The thief and assassin known as Steelflower is actually Kaia, a G’mai (elf) who leaves her home country after being shunned by her people for ten years because she lacks Power. The G’mai are bred to possess power, and can only operate it in twinned pairs, a female adai and a male starei. The female works magic, and the starei protects her, both from herself as well as others. The G’mai are paired off fairly young in their lives, and these pairings are permanent, and function as marriages as the children age. If they are separated from each other, either because of distance or death of one of the pairing, they sicken and die. Kaia is orphaned as a five year old when her mother dies of an illness, and her father dies shortly thereafter from the loss. Because Kaia doesn’t have Power, she doesn’t have a function in G’mai society, and ends up leaving to find her fortune in other lands. But when a G’mai male appears in her life, insisting that she is his adai, it changes her entire life.
The plot of Steelflower isn’t particularly original or innovative, though I do particularly like the paired magic system of the G’mai, but where Steelflower shines is in the relationship between Kaia and her would-be starei Darik. Kaia has been away from her people for years, and when this handsome G’mai shows up to tell her new and interesting details about her past, she doesn’t automatically accept him and his story. Steelflower manages to have a lot of action while most of the conflict is actually character driven, as Kaia struggles to decide what to do with Darik and his claims about her relationship with him. The ongoing internal conflict provides most of the tension in the book. For all the action, there really isn’t a villain until almost the last 50 pages of the book.

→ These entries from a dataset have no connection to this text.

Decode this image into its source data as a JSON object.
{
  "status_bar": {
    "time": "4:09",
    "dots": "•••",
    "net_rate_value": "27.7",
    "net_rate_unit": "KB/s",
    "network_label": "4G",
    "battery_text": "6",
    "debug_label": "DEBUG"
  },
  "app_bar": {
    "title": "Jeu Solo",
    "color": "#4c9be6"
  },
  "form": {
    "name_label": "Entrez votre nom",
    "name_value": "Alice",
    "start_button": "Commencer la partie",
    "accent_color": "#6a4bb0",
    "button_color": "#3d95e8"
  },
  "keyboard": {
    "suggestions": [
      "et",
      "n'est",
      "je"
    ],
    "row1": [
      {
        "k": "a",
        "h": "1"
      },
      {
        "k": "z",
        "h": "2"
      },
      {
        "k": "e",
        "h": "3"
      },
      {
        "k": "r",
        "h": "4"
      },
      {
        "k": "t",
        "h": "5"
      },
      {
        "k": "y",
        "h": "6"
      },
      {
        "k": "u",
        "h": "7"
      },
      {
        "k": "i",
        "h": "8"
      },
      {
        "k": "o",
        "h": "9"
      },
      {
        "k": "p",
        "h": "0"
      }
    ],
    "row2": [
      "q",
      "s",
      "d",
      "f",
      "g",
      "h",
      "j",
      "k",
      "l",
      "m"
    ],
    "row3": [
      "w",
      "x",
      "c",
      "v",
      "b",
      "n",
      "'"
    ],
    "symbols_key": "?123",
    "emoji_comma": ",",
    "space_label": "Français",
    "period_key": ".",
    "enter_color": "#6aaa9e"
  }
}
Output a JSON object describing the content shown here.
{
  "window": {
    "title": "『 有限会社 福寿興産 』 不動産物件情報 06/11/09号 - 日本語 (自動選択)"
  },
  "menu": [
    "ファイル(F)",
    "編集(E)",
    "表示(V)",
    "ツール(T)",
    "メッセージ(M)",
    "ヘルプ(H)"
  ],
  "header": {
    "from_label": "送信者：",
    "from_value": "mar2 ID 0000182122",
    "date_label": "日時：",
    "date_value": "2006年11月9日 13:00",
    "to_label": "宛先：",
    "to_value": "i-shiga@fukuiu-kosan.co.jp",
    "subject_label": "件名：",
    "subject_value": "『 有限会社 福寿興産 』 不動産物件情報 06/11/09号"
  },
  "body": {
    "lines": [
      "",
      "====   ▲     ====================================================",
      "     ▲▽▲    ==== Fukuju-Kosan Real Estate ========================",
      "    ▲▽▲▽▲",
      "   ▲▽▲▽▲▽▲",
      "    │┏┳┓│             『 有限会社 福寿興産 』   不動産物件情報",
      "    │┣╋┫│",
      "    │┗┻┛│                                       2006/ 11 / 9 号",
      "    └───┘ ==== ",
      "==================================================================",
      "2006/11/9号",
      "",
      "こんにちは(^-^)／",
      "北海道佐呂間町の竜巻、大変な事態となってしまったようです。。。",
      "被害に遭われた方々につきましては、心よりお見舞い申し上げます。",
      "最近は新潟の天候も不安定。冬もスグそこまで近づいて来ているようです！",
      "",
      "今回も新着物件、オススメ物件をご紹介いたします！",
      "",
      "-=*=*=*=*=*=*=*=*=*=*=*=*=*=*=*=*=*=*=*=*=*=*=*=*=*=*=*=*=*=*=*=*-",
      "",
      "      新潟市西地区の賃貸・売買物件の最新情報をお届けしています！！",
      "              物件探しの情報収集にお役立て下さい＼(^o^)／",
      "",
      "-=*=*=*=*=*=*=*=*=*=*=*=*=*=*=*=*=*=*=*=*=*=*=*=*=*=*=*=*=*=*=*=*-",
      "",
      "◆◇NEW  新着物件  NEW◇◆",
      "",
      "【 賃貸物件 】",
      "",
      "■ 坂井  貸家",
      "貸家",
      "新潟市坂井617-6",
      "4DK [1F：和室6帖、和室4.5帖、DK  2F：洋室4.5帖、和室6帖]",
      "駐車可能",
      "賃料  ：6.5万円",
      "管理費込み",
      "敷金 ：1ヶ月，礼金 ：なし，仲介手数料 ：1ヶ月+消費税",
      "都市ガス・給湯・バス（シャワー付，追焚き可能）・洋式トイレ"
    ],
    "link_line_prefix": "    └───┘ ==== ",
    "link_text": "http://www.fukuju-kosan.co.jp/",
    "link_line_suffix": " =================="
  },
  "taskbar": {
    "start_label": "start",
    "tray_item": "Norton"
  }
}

Steelflower does have some weaknesses. Outside of the two main characters, the supporting cast is really underdeveloped. I kept getting characters confused as more people were added to the story. The prose at times was awkward and poorly edited, and there were times I had to stop and read the same sentence multiple times to figure out what was being said. The most egregious flaw, however, was the abysmal artwork in the book. These drawings look like something Napoleon Dynamite did with a number two pencil in math class. They actually threw me out of the narrative flow of the story as I would try to reconcile what was in the drawing with the mental picture in my head. This book is the start of a series, and I am begging the powers that be to not include artwork in the future.
Steelflower is not great fiction, but it’s a fun light read with interesting main characters. I’m interested in seeing where the story will go from here, since it was left with many possible courses of action for the protagonist to follow. Steelflower is a great choice for reading with a cold drink at the beach or by the pool this summer.